(Items from an interface collection)
········

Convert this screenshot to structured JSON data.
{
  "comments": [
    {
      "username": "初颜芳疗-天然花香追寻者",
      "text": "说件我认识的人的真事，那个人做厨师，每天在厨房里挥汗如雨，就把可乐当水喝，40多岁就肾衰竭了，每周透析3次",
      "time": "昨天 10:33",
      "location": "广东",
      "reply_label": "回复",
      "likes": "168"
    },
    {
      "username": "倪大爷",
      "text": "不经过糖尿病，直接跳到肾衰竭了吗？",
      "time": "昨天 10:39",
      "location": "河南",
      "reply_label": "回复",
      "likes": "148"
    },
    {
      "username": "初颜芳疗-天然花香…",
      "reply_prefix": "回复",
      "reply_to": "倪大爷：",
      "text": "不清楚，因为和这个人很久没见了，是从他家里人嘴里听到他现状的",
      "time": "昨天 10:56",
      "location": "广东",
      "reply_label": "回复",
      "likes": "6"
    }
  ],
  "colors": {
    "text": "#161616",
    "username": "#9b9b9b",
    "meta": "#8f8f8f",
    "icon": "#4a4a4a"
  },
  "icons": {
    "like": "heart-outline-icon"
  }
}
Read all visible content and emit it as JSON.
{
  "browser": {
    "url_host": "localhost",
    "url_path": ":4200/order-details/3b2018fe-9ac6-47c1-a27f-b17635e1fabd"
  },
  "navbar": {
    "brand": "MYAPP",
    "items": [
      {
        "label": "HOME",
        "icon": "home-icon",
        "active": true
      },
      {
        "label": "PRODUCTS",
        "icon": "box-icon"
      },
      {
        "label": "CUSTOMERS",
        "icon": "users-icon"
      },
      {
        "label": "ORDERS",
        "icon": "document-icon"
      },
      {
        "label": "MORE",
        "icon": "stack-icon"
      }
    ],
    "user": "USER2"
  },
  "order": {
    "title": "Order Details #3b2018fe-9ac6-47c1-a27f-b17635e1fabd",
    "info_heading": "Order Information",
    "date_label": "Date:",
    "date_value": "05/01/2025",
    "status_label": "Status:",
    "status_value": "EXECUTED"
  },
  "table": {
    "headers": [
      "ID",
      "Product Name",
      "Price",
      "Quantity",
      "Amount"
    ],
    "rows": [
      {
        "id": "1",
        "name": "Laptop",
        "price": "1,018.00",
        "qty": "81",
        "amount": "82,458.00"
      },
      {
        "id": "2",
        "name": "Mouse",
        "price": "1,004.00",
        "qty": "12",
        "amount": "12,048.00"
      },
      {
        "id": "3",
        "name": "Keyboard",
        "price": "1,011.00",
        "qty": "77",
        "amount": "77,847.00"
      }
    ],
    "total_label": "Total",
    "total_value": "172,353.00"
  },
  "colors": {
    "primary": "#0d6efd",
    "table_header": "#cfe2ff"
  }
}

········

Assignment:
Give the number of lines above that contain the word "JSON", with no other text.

Task output:
2